Life at home proved rocky. Ultimately, among his parents’ other relationships, Dave had nine half-siblings, but only one full-blooded sister from the union between his father and mother. His parents divorced when Dave was 5, and initially Dave lived with his mother.
But at the age of 8, Dave went to stay with his dad, who by then had remarried. Wanda represented a far different background than Bobby: a virtuous young woman from a small town who had graduated from Bethany Bible College and become a missionary in Belize.
Like many ministers, Bobby threw himself into his work. In 1983, he founded Neighborhood Outreach Church, an AG congregation in downtown Sacramento. Up to 700 children came on a children’s ministry program on Saturdays.
Bobby likewise reached out to adults with compassion, helping drug addicts find deliverance and prostitutes start a new life in the low-income neighborhood.
Such benevolence didn’t extend to the family home. Dave didn’t receive hugs or affirmation.
“Ministry consumed the rhythm of our home,” Dave remembers. “I was never celebrated. But I always knew when I had messed up.”
With such a background, it may seem odd that Dave followed in his father’s footsteps.
“I didn’t want to be in ministry,” Dave recalls. “But it was in me to be a minister.”
Following youth pastorates in nearby West Sacramento and Lodi, as well as Chicago, Dave eventually planted an AG church in Sacramento — just as his father had.
Dave met his wife, Lori, at Harvest Church in Elk Grove. The couple, who wed in 1999, have two children, 18-year-old Leah and 16-year-old Titus. In 2008, Dave and Lori founded Streamline Church. Lori heads the kid’s ministry.
Despite both being in the ministry, the father and son went through lengthy periods without speaking to each other. When they did talk, too often they uttered cutting remarks. Yet through it all, Dave learned to appreciate the Christian education he received and the work ethnic his father instilled.
“We never reached the point of completely mending our ups and downs,” Dave says. “My dad loved from a deficit, the best way he knew how, without having received love himself.”
Bobby resigned as a pastor to be the full-time caregiver to Wanda in 2000, when she received a multiple sclerosis diagnosis. Wanda died in 2012 after 31 years of marriage to Bobby.
Dave is grateful he emulated his father’s devotion to the ministry instead of falling into a life of crime and drugs. At the funeral, Dave acknowledged that the two had reconciled at the end. On his last day on earth, Bobby tightly gripped Dave’s hand and at last expressed pride in his son’s ministry and family.
“I loved my dad for the dad he wanted to be, and the dad he was slowly becoming,” Dave said in the funeral message. “When we focus on the love we missed, it only comes with bitterness.”

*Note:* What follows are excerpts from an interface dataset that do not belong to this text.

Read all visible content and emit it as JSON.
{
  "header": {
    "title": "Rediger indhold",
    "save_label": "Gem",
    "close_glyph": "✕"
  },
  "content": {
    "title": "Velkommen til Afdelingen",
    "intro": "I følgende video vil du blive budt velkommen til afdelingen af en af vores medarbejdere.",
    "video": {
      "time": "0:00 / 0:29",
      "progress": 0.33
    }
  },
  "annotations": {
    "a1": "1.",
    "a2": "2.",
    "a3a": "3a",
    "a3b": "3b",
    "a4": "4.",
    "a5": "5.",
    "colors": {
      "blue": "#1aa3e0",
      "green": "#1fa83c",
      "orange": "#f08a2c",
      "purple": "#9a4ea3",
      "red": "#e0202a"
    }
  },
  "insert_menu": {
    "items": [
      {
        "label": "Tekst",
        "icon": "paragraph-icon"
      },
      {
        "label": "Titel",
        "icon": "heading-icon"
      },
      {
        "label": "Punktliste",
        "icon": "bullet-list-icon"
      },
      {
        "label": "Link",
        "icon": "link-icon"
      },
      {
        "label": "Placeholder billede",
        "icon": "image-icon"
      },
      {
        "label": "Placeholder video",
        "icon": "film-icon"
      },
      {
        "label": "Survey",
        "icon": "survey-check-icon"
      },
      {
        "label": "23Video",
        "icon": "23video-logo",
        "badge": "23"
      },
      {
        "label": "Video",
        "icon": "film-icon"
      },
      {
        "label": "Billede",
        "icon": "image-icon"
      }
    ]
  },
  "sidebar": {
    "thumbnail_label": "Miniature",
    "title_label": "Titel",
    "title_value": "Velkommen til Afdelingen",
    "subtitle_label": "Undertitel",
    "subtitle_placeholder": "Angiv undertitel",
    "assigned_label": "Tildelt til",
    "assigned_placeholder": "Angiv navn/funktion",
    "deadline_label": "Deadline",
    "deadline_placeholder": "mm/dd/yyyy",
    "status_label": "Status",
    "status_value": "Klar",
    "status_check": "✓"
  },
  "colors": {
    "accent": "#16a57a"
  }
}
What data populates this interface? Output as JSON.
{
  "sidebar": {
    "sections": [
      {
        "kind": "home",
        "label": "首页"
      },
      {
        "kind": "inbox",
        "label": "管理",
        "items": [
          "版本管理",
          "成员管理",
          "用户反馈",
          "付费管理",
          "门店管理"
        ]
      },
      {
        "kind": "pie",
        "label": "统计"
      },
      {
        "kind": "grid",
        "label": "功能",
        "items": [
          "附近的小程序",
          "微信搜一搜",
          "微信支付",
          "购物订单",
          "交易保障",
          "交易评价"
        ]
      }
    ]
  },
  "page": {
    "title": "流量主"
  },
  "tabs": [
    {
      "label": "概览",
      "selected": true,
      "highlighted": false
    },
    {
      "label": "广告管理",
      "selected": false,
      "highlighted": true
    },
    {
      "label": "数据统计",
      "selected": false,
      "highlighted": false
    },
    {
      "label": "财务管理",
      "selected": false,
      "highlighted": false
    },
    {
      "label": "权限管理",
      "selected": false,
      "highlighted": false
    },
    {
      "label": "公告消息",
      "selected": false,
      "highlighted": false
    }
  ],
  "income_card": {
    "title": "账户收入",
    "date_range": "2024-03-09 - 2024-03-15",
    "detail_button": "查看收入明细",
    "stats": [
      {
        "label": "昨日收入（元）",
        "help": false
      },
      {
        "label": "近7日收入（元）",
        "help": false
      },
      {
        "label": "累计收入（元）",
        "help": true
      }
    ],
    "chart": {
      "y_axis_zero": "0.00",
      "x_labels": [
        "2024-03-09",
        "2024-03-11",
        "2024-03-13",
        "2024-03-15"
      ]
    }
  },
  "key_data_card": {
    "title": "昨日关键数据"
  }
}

Samuel M. Huddleston, a member of the AG’s 21-member Executive Presbytery as well as assistant superintendent of the AG’s Northern California-Nevada District, commends Novak for his respectful candor at the funeral.
“The transparency was healing for Dave, but it was also honoring for his dad,” says Huddleston, who closed the service. “I’ve never heard such honest remarks at a funeral.”
Huddleston met Bobby Novak in 1976. He and Bobby later conducted follow-up prison ministry together. Huddleston has known Dave for 17 years.
“God gives the strength and the wherewithal to deal with the past,” Huddleston says. “Too many times, we try to move on without dealing with it.”